Chado Tea

By mong at


Chado, or Chanoyu and Ocha as the Japanese call it, is a traditional Japanese cultural activity that involves the ritualistic preparation and presentation of powdered green tea.

In the late 12th century, Eisai, a Zen monk, brought back tea seeds from his travels overseas. He began to promote the drinking of tea as both a medicine and as a stimulant for long meditation. Afterwards the consumption of tea and reutilisation in the manner of serving it was seen in temples for a long time. It was in the late 16th century that Rikya refined the concept and practice of rustic simplicity in tea ceremony.


Generally there were basic rules to abide by when applying Cado in everyday life.

7 Rules of Chado

1. Make a satisfying bowl of tea

2. Lay the charcoal so that the water boils efficiently

3. Provide a sense of warmth in the winter and coolness in the summer

4. Arrange the flowers as though they are in the field

5. Be ready ahead of time

6. Be prepared in case it should rain

7. Act with utmost consideration towards guests


Furthermore there are several principles of Japanese Tea Ceremony;

和 WA: Harmony - with nature as a whole

敬 KEI: Respect - for each other

静 SEI: Purity - of utensils and mind

寂 JAKU: Tranquility - with nature and mind

There are several variables in a traditional tea ceremony, but commonly the guests will wash their mouths and hands and remove their shoes before entering the room for the ceremony. Food may be served first. The host lights a charcoal fire to heat water and cleans the tea tools. Then the host mixes the powdered tea and water with a bamboo whisk. These movements are all ritualised, and to fully enter into the ceremony the guests should be paying attention. Guests sip tea from a single bowl, which is passed among them according to ritual. When to bow, when to speak, how to handle the bowl -- all follow precise forms. When participants are fully engaged, the ritual evokes great peace and great clarity, a non-dualistic consciousness and a deep intimacy with oneself and the others present.

Before the tea ceremony Japanese sweets may be shared to counterbalance the anticipated bitter taste of tea. The general term for these sweets is Kashi ( 菓子). More specifically Omogashi and Higashi are just two of the types of traditional Japanese sweets found at tea ceremonies.

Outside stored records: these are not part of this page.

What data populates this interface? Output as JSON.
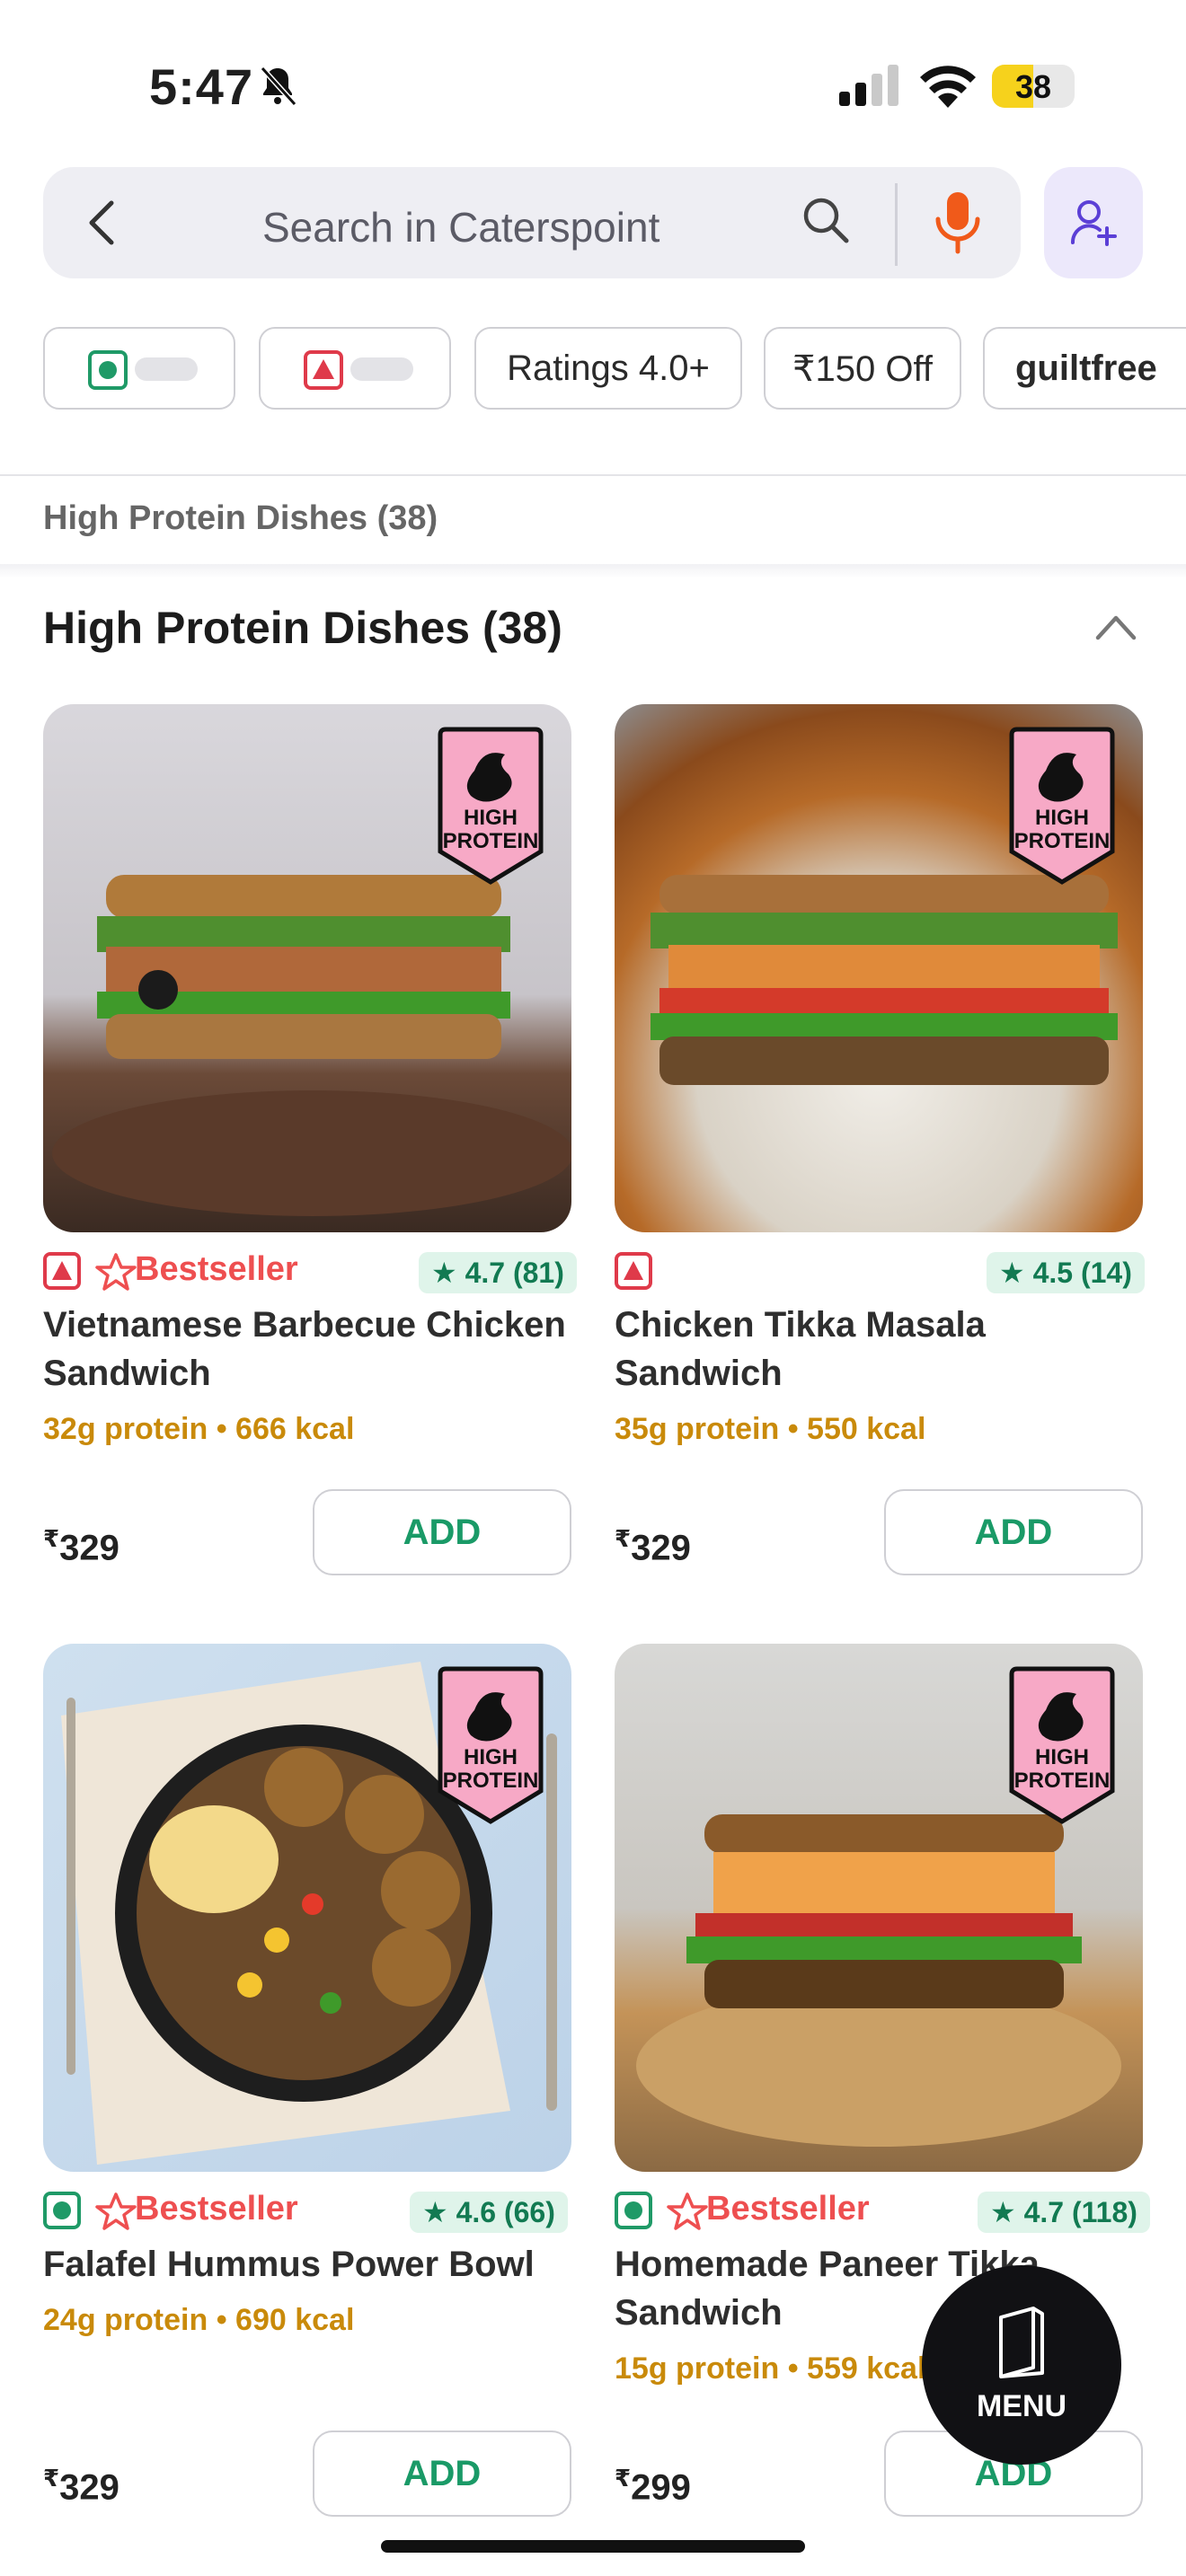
{
  "status_bar": {
    "time": "5:47",
    "battery": "38"
  },
  "search": {
    "placeholder": "Search in Caterspoint"
  },
  "filters": [
    {
      "label": ""
    },
    {
      "label": ""
    },
    {
      "label": "Ratings 4.0+"
    },
    {
      "label": "₹150 Off"
    },
    {
      "label": "guiltfree"
    }
  ],
  "section": {
    "tag": "High Protein Dishes (38)",
    "title": "High Protein Dishes (38)"
  },
  "badge": {
    "line1": "HIGH",
    "line2": "PROTEIN"
  },
  "dishes": [
    {
      "name_line1": "Vietnamese Barbecue Chicken",
      "name_line2": "Sandwich",
      "meta": "32g protein • 666 kcal",
      "price": "329",
      "rating": "4.7 (81)",
      "bestseller": "Bestseller",
      "diet": "non-veg",
      "add": "ADD"
    },
    {
      "name_line1": "Chicken Tikka Masala",
      "name_line2": "Sandwich",
      "meta": "35g protein • 550 kcal",
      "price": "329",
      "rating": "4.5 (14)",
      "bestseller": "",
      "diet": "non-veg",
      "add": "ADD"
    },
    {
      "name_line1": "Falafel Hummus Power Bowl",
      "name_line2": "",
      "meta": "24g protein • 690 kcal",
      "price": "329",
      "rating": "4.6 (66)",
      "bestseller": "Bestseller",
      "diet": "veg",
      "add": "ADD"
    },
    {
      "name_line1": "Homemade Paneer Tikka",
      "name_line2": "Sandwich",
      "meta": "15g protein • 559 kcal",
      "price": "299",
      "rating": "4.7 (118)",
      "bestseller": "Bestseller",
      "diet": "veg",
      "add": "ADD"
    }
  ],
  "currency": "₹",
  "fab": {
    "label": "MENU"
  },
  "colors": {
    "veg": "#1f9a67",
    "non_veg": "#df3a4a",
    "accent_orange": "#f05a1a",
    "bestseller": "#ee4f50"
  }
}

The entire process is not all about drinking tea, but also about preparing a bowl of tea from one’s heart. The host of the ceremony should always consider their guest with every movement and gesture. Even the placement of all tea utensils should be considered from the point of view of guests, especially the main guests called Shokyaku.

It is believed by many that Chado cannot simply be learnt from books or the Internet but must be taught from a teacher. This lesson with a teacher is known as Keiko ( 稽古).


Rose Nguyen